Sometimes the symptoms of dyslexia are obvious, sometimes not. There is a huge population whom I refer to as “the invisible ones”. They are the people who get by, are able to read and write, get reasonable grades, and kind of just float around. I happen to be one of them.
Some of my old report cards provide glimpses of a student who showed promise but was eventually categorized as being average non-university material. I eventually proved “them” wrong and went to university but I could never cut an A grade. I just sat in my Bs and Cs and graduated. I also found that multiple-choice exams were difficult for me, so avoided courses that were structured around them.
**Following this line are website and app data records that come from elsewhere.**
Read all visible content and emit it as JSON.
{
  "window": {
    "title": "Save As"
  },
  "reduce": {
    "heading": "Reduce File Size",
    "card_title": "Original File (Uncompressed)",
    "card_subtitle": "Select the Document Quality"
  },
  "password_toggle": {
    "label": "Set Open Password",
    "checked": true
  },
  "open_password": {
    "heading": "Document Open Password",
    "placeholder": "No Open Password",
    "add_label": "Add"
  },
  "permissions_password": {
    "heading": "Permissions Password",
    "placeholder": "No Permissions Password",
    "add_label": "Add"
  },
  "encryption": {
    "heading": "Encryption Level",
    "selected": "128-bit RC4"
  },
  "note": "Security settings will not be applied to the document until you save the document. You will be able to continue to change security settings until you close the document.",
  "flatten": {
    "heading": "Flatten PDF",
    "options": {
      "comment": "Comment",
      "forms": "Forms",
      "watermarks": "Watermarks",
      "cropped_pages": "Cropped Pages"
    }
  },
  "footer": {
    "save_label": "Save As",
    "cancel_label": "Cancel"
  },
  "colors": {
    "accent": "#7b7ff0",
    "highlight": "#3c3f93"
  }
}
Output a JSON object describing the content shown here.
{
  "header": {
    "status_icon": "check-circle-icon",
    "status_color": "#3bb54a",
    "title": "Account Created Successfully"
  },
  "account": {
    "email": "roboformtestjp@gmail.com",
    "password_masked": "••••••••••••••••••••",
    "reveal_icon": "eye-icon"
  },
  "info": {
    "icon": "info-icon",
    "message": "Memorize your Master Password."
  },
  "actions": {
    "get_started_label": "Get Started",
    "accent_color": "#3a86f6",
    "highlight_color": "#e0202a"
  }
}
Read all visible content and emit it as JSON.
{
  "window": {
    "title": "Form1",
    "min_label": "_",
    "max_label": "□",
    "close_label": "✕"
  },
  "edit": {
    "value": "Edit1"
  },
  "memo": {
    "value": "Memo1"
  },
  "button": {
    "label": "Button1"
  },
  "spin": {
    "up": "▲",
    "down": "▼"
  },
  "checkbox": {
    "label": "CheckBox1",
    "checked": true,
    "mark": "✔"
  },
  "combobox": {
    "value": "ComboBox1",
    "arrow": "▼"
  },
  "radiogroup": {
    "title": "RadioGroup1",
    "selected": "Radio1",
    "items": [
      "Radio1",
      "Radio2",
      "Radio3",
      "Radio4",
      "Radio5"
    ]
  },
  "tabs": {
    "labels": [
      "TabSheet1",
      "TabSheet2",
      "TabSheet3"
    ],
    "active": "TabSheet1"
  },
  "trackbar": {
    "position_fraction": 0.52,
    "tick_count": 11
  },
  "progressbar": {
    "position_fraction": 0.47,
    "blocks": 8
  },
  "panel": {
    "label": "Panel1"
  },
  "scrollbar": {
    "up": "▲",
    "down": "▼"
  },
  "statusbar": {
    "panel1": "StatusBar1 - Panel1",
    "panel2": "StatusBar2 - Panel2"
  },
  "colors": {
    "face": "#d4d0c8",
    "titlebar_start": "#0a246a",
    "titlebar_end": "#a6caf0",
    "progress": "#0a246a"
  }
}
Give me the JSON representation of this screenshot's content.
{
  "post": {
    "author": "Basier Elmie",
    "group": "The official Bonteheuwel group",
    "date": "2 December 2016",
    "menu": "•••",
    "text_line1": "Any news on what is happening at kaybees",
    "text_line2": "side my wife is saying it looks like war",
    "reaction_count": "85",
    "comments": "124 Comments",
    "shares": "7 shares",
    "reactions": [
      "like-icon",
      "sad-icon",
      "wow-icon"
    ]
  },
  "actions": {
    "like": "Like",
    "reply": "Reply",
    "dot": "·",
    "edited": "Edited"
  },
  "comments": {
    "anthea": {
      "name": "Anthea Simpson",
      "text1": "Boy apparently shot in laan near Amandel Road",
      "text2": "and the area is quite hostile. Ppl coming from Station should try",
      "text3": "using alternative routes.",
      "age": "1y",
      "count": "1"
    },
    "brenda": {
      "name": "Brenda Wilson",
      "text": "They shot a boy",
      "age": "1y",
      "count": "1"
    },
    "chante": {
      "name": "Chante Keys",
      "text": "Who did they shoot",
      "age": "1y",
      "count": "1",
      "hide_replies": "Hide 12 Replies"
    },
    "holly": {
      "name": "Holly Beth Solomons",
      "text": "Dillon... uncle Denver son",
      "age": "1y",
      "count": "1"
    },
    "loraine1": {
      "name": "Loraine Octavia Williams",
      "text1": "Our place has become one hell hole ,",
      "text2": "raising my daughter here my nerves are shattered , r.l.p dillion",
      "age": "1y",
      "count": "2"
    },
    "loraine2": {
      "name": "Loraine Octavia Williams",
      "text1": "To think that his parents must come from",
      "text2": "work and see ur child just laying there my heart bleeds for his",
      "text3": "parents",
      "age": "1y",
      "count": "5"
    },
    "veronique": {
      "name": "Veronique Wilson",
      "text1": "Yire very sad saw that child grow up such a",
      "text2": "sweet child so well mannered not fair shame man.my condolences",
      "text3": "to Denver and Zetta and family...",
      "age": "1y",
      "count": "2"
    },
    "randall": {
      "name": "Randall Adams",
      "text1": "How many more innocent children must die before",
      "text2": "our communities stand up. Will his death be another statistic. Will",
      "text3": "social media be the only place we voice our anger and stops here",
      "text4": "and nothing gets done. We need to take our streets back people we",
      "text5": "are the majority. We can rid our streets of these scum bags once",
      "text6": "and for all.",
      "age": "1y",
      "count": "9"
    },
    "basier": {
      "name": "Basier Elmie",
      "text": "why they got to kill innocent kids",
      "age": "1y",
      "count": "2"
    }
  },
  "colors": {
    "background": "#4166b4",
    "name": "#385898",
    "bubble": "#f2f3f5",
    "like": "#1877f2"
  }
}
One of my clients had a goal to get As in school to ensure he’d get into engineering like his parents. His parents recognized the importance of this and knew the likelihood was slim considering his grades averaged in the Bs. For those struggling this would be a dream but for this person, he knew what it took to take on this level of education. He completed the Davis Dyslexia Correction Program and last I heard, met his goals.
Many people with dyslexia do not always follow the format of being “disabled”. There are many reasons for this outlined in the book, The Gift of Dyslexia, by Ronald D. Davis. One is the level of disorientation an individual has and their response to the mistakes, or in other words compulsive solutions. There are many such solutions that vary as much as the symptoms of dyslexia. And while some of these appear to solve a problem, they actually are responsible for the disability side of dyslexia becoming more visible. This explains why all of a sudden it is reported in grade 7, for example, that your child is struggling when in previous years they were doing ok. The compulsive solutions no longer work!
Some of these compulsive solutions may include :
1: Singing the alphabet song
2: Heavy concentration
3: Get others to do things for them
4: Avoidance of tasks
5: Class clown / extreme shyness
6: Unusual postures/movements
The Davis Learning Strategies provides in-class methods for all children. While it helps the obvious dyslexic learn, it fills in the gap for many who are passing the grade but not excelling. It fits neatly into regular classroom instruction, provides focusing techniques for all (and who doesn’t need that), and addresses and introduces language in a way suitable for all learners. It promotes inclusivity and embraces and accepts all types of thinkers. It provides techniques to help you become the best you can be. What a marvelous way to provide a safe academic environment for all children!